Battle site at Summit Springs, Sterling Colorado. // Emily Lovell
By: Emily Lovell, Associate Editor
About fourteen miles southeast of Sterling, CO, near the Logan/Washington county line, you can visit the battleground site of Summit Springs, the last Native American conflict in Colorado. Just make sure you get permission from the landowner as it is located on private property. Today, the site looks like ordinary grazing land if not for the monuments ensuring that the battle that took place 150 years ago is not forgotten.
Six weeks before the battle of Summit Springs, on May 30, 1869, Cheyenne dog soldiers pillaged homesteads near present-day Lincoln, Kansas. Two women, Susanna Alderdice and Maria Weichel, were taken captive. Thirteen white settlers were killed including Maria’s husband and three of Susanna’s four children. Miraculously, Alderdice’s four-year old son Willis survived even though his injuries included five arrows in the back. Sadly, he would never be reunited with his mother.

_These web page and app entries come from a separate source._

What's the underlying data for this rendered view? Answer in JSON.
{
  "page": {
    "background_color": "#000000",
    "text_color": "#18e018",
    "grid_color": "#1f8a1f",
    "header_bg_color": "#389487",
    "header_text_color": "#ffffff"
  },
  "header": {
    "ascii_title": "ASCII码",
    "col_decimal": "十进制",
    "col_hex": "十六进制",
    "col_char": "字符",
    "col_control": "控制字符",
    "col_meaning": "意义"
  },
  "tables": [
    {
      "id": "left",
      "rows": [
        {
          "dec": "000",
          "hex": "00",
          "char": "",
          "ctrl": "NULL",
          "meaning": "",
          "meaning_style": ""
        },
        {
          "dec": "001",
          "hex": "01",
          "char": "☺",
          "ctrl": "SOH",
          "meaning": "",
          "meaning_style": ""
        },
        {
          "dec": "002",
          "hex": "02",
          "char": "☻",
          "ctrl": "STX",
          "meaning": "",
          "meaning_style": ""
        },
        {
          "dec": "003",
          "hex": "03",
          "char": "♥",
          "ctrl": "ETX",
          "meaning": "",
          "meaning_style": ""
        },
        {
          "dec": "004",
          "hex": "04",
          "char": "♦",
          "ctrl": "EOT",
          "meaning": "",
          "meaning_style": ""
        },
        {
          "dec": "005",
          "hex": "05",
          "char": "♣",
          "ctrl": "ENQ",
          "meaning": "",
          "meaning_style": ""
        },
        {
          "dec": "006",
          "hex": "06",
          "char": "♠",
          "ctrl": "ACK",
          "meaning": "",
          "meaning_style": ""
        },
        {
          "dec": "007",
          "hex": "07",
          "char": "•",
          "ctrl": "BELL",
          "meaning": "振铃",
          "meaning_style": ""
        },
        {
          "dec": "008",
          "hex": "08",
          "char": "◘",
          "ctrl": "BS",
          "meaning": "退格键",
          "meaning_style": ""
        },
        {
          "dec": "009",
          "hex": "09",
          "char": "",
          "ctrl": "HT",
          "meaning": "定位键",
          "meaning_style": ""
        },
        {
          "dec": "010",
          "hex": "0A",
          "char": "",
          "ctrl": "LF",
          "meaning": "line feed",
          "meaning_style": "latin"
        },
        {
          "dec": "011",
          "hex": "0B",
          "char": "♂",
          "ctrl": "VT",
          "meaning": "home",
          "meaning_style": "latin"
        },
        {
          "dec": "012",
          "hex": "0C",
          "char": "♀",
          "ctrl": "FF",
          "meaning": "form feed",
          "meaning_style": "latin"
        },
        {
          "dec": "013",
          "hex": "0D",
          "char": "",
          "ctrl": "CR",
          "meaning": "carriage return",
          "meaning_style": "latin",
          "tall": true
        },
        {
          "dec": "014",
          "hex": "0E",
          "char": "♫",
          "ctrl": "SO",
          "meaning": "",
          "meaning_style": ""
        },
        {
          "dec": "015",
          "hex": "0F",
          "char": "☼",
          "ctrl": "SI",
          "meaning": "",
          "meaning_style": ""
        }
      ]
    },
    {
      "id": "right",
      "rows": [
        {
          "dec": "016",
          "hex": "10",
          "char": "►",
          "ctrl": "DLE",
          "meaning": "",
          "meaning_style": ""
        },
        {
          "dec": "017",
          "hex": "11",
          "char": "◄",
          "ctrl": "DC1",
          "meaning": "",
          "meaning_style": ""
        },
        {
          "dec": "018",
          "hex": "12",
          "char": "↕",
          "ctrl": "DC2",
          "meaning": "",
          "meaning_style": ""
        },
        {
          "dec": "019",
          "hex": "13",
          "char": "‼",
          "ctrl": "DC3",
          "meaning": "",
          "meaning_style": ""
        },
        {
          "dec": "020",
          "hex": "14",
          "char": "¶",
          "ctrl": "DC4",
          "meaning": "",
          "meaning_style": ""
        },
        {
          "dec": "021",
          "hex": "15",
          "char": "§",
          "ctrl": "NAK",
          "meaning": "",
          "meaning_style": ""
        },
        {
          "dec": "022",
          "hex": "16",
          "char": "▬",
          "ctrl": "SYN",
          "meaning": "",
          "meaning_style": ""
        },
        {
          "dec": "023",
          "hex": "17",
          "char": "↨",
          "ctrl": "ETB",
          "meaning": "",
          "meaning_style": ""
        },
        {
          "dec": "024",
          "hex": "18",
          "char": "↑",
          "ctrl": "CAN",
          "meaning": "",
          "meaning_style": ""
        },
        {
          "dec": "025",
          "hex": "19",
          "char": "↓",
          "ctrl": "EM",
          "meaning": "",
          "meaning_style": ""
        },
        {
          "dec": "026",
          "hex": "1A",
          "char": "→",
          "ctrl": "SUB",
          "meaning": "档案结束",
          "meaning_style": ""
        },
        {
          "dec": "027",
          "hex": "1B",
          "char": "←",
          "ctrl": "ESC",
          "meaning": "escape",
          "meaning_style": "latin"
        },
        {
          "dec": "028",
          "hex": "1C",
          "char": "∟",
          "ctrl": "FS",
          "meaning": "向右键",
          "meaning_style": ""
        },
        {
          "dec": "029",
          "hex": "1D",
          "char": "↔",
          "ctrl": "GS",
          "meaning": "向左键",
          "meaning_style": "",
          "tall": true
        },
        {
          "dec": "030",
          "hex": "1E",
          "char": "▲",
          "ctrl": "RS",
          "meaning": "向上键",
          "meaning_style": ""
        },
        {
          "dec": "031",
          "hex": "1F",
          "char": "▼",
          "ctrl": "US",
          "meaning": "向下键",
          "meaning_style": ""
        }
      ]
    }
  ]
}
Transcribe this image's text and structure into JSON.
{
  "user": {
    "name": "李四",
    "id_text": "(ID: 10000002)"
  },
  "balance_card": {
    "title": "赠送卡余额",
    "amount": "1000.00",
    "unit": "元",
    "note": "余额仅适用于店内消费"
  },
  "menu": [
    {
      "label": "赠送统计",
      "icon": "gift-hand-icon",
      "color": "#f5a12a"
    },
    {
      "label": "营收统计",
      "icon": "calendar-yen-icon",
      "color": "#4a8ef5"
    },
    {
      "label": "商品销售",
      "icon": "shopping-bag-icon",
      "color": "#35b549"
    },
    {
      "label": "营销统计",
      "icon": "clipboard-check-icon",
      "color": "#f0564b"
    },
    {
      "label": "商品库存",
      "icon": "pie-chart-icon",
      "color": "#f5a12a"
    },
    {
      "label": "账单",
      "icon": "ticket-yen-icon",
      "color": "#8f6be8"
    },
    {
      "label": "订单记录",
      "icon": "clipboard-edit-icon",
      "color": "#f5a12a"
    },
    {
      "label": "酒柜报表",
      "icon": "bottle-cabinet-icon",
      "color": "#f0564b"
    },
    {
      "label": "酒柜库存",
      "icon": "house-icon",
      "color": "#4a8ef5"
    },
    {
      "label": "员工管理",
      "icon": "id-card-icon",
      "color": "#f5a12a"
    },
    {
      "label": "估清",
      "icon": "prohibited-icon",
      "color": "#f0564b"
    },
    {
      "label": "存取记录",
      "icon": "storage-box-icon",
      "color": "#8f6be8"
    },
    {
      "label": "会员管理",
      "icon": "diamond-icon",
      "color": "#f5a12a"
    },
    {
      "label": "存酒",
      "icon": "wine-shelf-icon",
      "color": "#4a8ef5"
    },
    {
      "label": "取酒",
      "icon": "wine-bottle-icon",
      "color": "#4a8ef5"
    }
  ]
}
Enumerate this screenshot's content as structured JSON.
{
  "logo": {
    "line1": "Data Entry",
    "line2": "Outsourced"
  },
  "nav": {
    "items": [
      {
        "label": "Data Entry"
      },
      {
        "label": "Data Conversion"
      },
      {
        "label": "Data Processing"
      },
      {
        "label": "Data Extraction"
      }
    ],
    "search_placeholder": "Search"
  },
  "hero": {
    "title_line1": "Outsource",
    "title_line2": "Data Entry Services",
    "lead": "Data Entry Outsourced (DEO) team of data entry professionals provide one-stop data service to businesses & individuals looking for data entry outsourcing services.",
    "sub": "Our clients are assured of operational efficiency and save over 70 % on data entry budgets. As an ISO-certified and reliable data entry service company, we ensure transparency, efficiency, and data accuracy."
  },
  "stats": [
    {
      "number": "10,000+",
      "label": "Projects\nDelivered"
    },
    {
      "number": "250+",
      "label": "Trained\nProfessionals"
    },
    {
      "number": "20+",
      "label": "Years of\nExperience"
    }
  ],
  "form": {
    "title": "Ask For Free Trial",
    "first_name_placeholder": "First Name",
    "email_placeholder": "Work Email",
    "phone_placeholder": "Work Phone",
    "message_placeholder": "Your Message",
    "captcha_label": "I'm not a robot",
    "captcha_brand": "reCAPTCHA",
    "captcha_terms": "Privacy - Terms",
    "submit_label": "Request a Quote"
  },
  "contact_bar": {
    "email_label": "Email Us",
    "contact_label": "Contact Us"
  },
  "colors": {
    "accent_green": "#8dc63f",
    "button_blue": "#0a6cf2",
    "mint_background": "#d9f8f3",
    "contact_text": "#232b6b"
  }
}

The incident prompted Major Eugene A. Carr to lead the 5th U. S. Calvary and a battalion of Pawnee scouts under Major Frank North on a campaign to rid the Republican River Territory of Native Americans. They set out from Fort McPherson in Nebraska and would not encounter the Native Americans until July 8 when Cheyenne dog soldiers attempted to steal some of the company’s horses during a midnight raid.
Once Chief Tall Bull realized his people, numbering up to 450, were camped in close proximity to an army now aware of their nearby presence, he had his people branch out in three separate directions. Gradually, they would come back together and disperse once again braiding trails in the grassland that served to confuse their pursuers. This evasive strategy had successfully worked for Tall Bull in the past, but now it failed him.
The Pawnee scouts with Carr correctly guessed that he was aiming for the South Platte River and caught up with him on July 11, 1869. Tall Bull and his people had arrived on its banks the previous day, but confident that they had left their pursuers far behind – and in order to give the women, children, and elderly a chance to rest – he set up camp in the bluffs before fording the river. Some sources say that instead of being tied to their owner’s tipis, most horses were pastured away from camp and that the morning of July 11 was foggy. Both of these factors delayed their river crossing and Carr launched his assault that afternoon around 3:00. The attack caught the Native Americans by surprise.
A fifteen-year old Cheyenne herd boy bravely stampeded the pastured horses into the camp which enabled many of his people to escape, but he was killed during the assault. Some of the women and children took refuge in a nearby ravine while warriors tried to protect them. Tall Bull died defending his people as did Heavy Furred Wolf, who was perhaps the last Cheyenne Dog Soldier to stake his dog rope.
Dog ropes were made out of rawhide leather and decorated with porcupine quills and feathers. One end was tied to a red wooden picket-pin. Only the bravest warriors carried dog ropes. During combat, a Cheyenne warrior would put the pin in the ground as a sign of perseverance and standing one’s ground. They area over which the dog soldiers could fight was limited to the length of the rope. Dog soldiers could not remove the pin until their people had safely retreated or a comrade removed it, so it was used as a last resort.
At the battle’s end, 52 Cheyenne and Lakota had been killed, 17 women and children had been captured, 418 horses and mules were gained, and up to 84 lodges were burned to the ground. Susanna Alderdice was the only non-Indian casualty killed by a tomahawk strike to the face during the battle. William F. Cody, a.k.a. Buffalo Bill, fought as a scout in the battle, and a re-enactment of the Battle of Summit Springs was frequently featured in his Wild West Show.